Your instructions:
Repeat the listing below exactly as given.

Record set:
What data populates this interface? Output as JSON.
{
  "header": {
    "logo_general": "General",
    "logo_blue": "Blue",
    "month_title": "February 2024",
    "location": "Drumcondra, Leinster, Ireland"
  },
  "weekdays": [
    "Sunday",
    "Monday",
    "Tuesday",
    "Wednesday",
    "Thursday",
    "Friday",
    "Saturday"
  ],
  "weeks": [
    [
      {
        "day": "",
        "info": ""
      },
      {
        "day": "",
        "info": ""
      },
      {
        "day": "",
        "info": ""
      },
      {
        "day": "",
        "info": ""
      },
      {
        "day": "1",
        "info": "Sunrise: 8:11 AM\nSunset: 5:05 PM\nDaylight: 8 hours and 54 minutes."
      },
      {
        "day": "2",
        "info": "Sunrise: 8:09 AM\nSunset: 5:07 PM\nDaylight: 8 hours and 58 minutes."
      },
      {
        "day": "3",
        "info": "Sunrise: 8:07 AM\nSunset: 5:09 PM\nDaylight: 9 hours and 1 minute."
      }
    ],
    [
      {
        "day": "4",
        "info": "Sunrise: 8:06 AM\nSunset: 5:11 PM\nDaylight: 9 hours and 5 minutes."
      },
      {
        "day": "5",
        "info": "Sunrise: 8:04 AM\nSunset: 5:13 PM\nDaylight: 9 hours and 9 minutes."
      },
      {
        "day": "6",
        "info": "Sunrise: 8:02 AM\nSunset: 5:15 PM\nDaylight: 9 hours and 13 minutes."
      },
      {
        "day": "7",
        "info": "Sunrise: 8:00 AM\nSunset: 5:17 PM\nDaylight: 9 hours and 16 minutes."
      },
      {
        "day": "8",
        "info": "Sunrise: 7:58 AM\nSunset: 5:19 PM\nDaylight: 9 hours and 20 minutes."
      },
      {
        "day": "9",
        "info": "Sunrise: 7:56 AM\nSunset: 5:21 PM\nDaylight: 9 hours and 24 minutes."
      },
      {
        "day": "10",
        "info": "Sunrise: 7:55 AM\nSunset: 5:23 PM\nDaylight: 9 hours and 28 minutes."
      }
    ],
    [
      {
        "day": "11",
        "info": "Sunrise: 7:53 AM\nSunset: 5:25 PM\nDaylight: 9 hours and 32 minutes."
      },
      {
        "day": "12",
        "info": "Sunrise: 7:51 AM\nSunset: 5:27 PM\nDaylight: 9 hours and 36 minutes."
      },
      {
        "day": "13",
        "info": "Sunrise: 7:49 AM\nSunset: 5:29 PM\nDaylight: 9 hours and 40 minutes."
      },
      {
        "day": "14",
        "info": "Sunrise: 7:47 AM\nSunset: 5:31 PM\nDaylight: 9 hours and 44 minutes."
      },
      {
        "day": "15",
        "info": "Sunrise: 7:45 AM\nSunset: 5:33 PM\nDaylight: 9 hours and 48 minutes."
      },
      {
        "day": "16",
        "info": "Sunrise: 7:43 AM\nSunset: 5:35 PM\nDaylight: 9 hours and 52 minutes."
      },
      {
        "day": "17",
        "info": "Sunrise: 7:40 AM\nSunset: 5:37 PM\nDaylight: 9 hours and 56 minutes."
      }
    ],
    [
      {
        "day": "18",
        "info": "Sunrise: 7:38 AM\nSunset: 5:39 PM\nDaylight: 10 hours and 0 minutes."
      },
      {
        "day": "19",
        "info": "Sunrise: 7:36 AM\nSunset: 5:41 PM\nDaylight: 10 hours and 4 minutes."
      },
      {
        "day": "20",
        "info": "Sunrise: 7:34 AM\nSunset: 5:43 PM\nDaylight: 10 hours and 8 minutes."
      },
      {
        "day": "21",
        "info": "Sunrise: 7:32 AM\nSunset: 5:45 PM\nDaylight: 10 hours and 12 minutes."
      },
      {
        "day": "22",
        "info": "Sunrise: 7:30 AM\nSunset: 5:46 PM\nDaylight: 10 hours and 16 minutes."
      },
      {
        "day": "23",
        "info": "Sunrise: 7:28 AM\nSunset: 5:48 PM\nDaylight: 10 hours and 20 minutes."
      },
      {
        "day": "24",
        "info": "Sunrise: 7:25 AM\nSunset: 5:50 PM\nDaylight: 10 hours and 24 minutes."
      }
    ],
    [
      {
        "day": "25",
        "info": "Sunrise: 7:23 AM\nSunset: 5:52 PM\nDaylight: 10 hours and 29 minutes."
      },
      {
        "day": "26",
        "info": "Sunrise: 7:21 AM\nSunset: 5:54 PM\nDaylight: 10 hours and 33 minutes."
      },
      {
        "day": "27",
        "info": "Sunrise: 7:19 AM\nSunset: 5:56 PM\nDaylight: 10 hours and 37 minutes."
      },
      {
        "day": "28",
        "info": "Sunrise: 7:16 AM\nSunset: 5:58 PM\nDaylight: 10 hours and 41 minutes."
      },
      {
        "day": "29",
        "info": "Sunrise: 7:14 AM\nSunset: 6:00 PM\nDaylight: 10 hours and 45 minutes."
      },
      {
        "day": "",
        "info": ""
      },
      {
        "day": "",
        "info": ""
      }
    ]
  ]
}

Completed task:
What data populates this interface? Output as JSON.
{
  "header": {
    "logo_general": "General",
    "logo_blue": "Blue",
    "month_title": "February 2024",
    "location": "Drumcondra, Leinster, Ireland"
  },
  "weekdays": [
    "Sunday",
    "Monday",
    "Tuesday",
    "Wednesday",
    "Thursday",
    "Friday",
    "Saturday"
  ],
  "weeks": [
    [
      {
        "day": "",
        "info": ""
      },
      {
        "day": "",
        "info": ""
      },
      {
        "day": "",
        "info": ""
      },
      {
        "day": "",
        "info": ""
      },
      {
        "day": "1",
        "info": "Sunrise: 8:11 AM\nSunset: 5:05 PM\nDaylight: 8 hours and 54 minutes."
      },
      {
        "day": "2",
        "info": "Sunrise: 8:09 AM\nSunset: 5:07 PM\nDaylight: 8 hours and 58 minutes."
      },
      {
        "day": "3",
        "info": "Sunrise: 8:07 AM\nSunset: 5:09 PM\nDaylight: 9 hours and 1 minute."
      }
    ],
    [
      {
        "day": "4",
        "info": "Sunrise: 8:06 AM\nSunset: 5:11 PM\nDaylight: 9 hours and 5 minutes."
      },
      {
        "day": "5",
        "info": "Sunrise: 8:04 AM\nSunset: 5:13 PM\nDaylight: 9 hours and 9 minutes."
      },
      {
        "day": "6",
        "info": "Sunrise: 8:02 AM\nSunset: 5:15 PM\nDaylight: 9 hours and 13 minutes."
      },
      {
        "day": "7",
        "info": "Sunrise: 8:00 AM\nSunset: 5:17 PM\nDaylight: 9 hours and 16 minutes."
      },
      {
        "day": "8",
        "info": "Sunrise: 7:58 AM\nSunset: 5:19 PM\nDaylight: 9 hours and 20 minutes."
      },
      {
        "day": "9",
        "info": "Sunrise: 7:56 AM\nSunset: 5:21 PM\nDaylight: 9 hours and 24 minutes."
      },
      {
        "day": "10",
        "info": "Sunrise: 7:55 AM\nSunset: 5:23 PM\nDaylight: 9 hours and 28 minutes."
      }
    ],
    [
      {
        "day": "11",
        "info": "Sunrise: 7:53 AM\nSunset: 5:25 PM\nDaylight: 9 hours and 32 minutes."
      },
      {
        "day": "12",
        "info": "Sunrise: 7:51 AM\nSunset: 5:27 PM\nDaylight: 9 hours and 36 minutes."
      },
      {
        "day": "13",
        "info": "Sunrise: 7:49 AM\nSunset: 5:29 PM\nDaylight: 9 hours and 40 minutes."
      },
      {
        "day": "14",
        "info": "Sunrise: 7:47 AM\nSunset: 5:31 PM\nDaylight: 9 hours and 44 minutes."
      },
      {
        "day": "15",
        "info": "Sunrise: 7:45 AM\nSunset: 5:33 PM\nDaylight: 9 hours and 48 minutes."
      },
      {
        "day": "16",
        "info": "Sunrise: 7:43 AM\nSunset: 5:35 PM\nDaylight: 9 hours and 52 minutes."
      },
      {
        "day": "17",
        "info": "Sunrise: 7:40 AM\nSunset: 5:37 PM\nDaylight: 9 hours and 56 minutes."
      }
    ],
    [
      {
        "day": "18",
        "info": "Sunrise: 7:38 AM\nSunset: 5:39 PM\nDaylight: 10 hours and 0 minutes."
      },
      {
        "day": "19",
        "info": "Sunrise: 7:36 AM\nSunset: 5:41 PM\nDaylight: 10 hours and 4 minutes."
      },
      {
        "day": "20",
        "info": "Sunrise: 7:34 AM\nSunset: 5:43 PM\nDaylight: 10 hours and 8 minutes."
      },
      {
        "day": "21",
        "info": "Sunrise: 7:32 AM\nSunset: 5:45 PM\nDaylight: 10 hours and 12 minutes."
      },
      {
        "day": "22",
        "info": "Sunrise: 7:30 AM\nSunset: 5:46 PM\nDaylight: 10 hours and 16 minutes."
      },
      {
        "day": "23",
        "info": "Sunrise: 7:28 AM\nSunset: 5:48 PM\nDaylight: 10 hours and 20 minutes."
      },
      {
        "day": "24",
        "info": "Sunrise: 7:25 AM\nSunset: 5:50 PM\nDaylight: 10 hours and 24 minutes."
      }
    ],
    [
      {
        "day": "25",
        "info": "Sunrise: 7:23 AM\nSunset: 5:52 PM\nDaylight: 10 hours and 29 minutes."
      },
      {
        "day": "26",
        "info": "Sunrise: 7:21 AM\nSunset: 5:54 PM\nDaylight: 10 hours and 33 minutes."
      },
      {
        "day": "27",
        "info": "Sunrise: 7:19 AM\nSunset: 5:56 PM\nDaylight: 10 hours and 37 minutes."
      },
      {
        "day": "28",
        "info": "Sunrise: 7:16 AM\nSunset: 5:58 PM\nDaylight: 10 hours and 41 minutes."
      },
      {
        "day": "29",
        "info": "Sunrise: 7:14 AM\nSunset: 6:00 PM\nDaylight: 10 hours and 45 minutes."
      },
      {
        "day": "",
        "info": ""
      },
      {
        "day": "",
        "info": ""
      }
    ]
  ]
}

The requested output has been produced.